Tuesday, 17 December 2019
Greek Christmas Goodies
Melomakarouna and Kourabiethes
Honey cakes and butter-almond biscuits
Greek Christmas Sweets
The traditional greek person in our house made these all by himself. Usually the grandchildren come and make them together but he couldn't wait till they finish school. No, they must be made early and distrubted to family, neighbours and friends. He made piles of them and there are only a few left on the platters so he'll be grumbling again soon and making more, by himself if he has to.
I used to make both of these. There is nothing complicated about the recipes.

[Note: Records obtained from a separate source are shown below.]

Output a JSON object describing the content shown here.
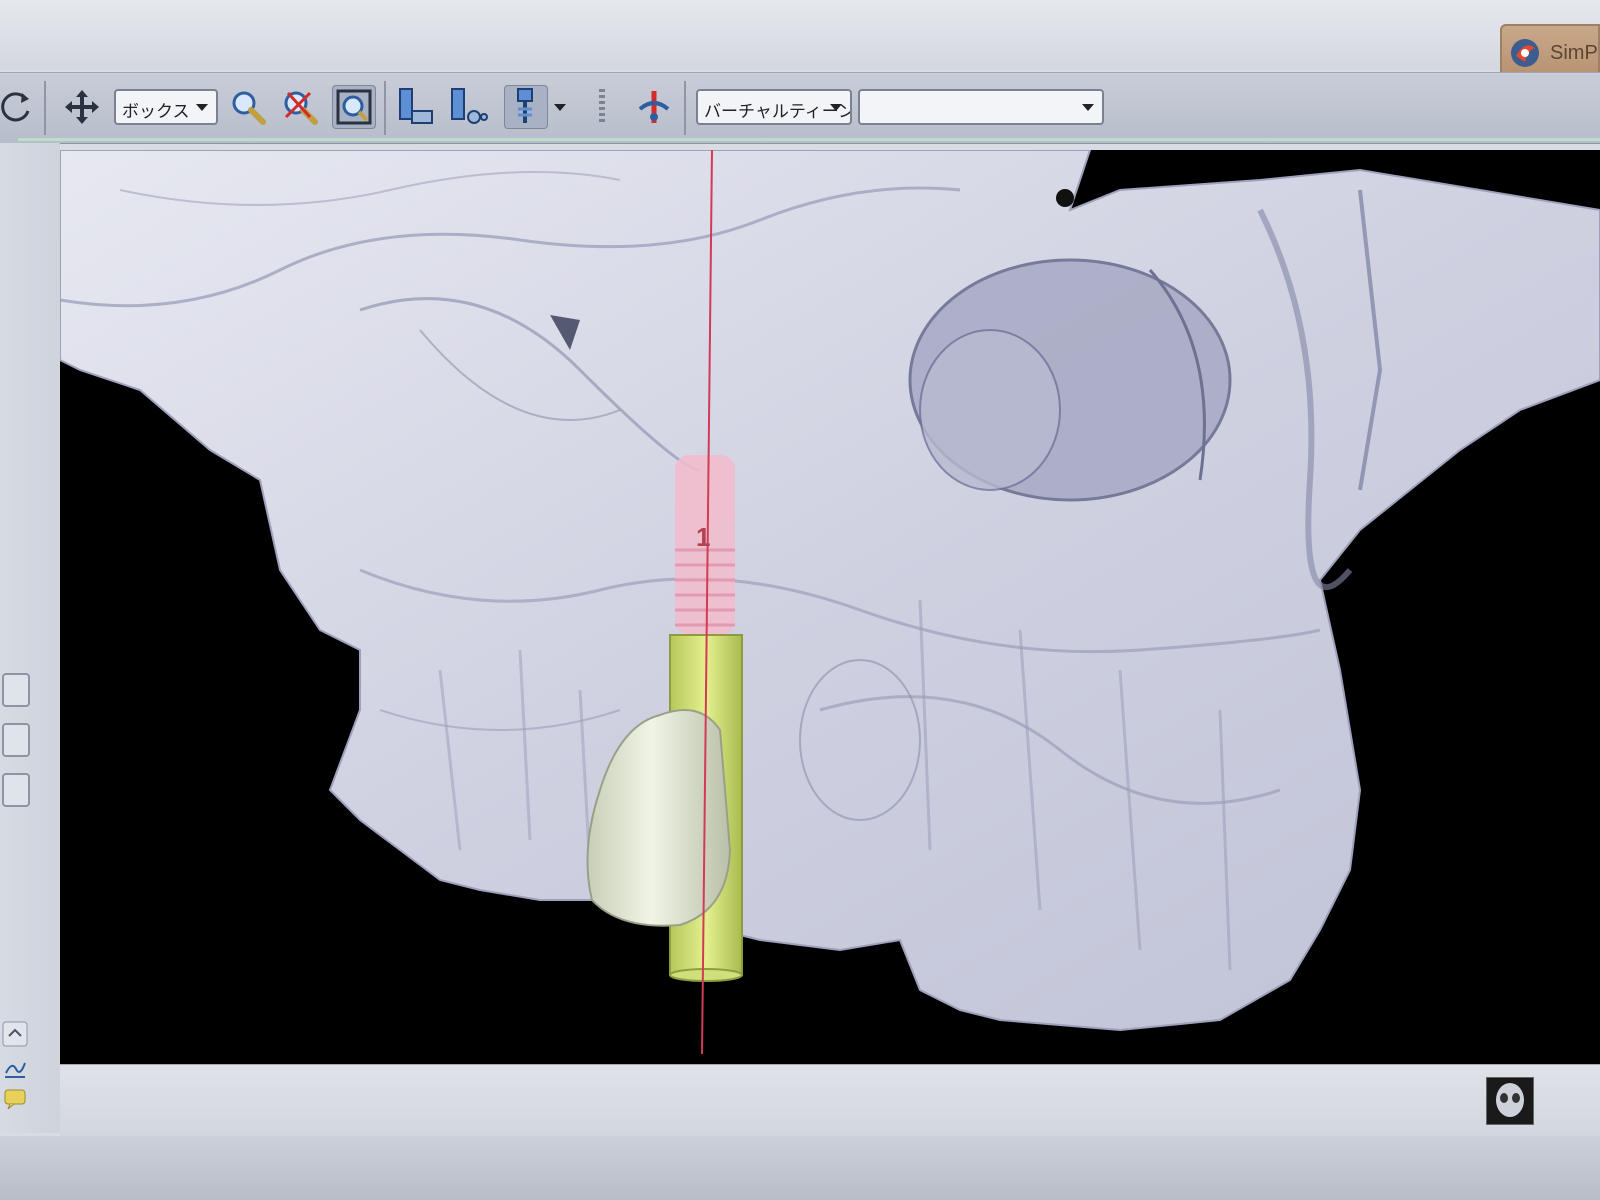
{
  "app": {
    "brand_text": "SimP",
    "brand_icon": "simplant-logo-icon"
  },
  "toolbar": {
    "buttons": [
      {
        "name": "rotate-icon"
      },
      {
        "name": "pan-icon"
      },
      {
        "name": "zoom-icon"
      },
      {
        "name": "zoom-reset-icon"
      },
      {
        "name": "zoom-fit-icon"
      },
      {
        "name": "implant-tool-1-icon"
      },
      {
        "name": "implant-tool-2-icon"
      },
      {
        "name": "implant-tool-3-icon"
      },
      {
        "name": "axis-tool-icon"
      },
      {
        "name": "nerve-tool-icon"
      }
    ],
    "mode_select": {
      "value": "ボックス"
    },
    "virtual_teeth_select": {
      "value": "バーチャルティーン"
    },
    "empty_select": {
      "value": ""
    }
  },
  "viewport": {
    "implant_label": "1",
    "colors": {
      "bone": "#d6d8e6",
      "bone_shadow": "#8e93ad",
      "implant_thread": "#f2bccb",
      "abutment": "#cfe07a",
      "crown": "#e6ecd8",
      "axis_line": "#d23a56",
      "background": "#000000"
    }
  }
}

Now I make the foreign 'stuff', mince pies, Christmas fruit cakes, chutney, pickled onions and chicken liver pate. I suppose we are both going back to our childhood roots. Now I make a little homeamde Baileys as well and some sort of fruit liqueur . I also make sure we have sage to stuff the chook, brussel sprouts, kumara (sweet potato) and enough sauv blanc to sustain the xmas cheer.
Butter and almond cakes - kourabiethes
For these we buy real butter (irish butter from Lidls) not marg. In years gone by the traditional person bought fresh sheeps butter by the kilo. You can imagine what this tasted like. The sheep. We gradually turned him over to Lurpak and now he's quite happy with the Irish butter, half the price of Lurpak. These are sprayed with rose water as they come out of the oven and then drowned in icing sugar. The aroma is more than heavenly. Irresistible
Honey cakes - melomakarouna
A traditional Greek honey biscuit, dipped in honey syrup
Made from flour, oil, and orange juice, flavoured with cinnamon and cloves, drenched in honey and crushed walnuts.
These have no milk, eggs or butter so can eaten during Lent and the other many fasting days during the year. My sis law makes them now and again when she is fasting, to offer visitors
- Word of the day
what a wonderful sounding word and you can almost guess the meaning. The ringing or the sound of bells.
All thanks to the online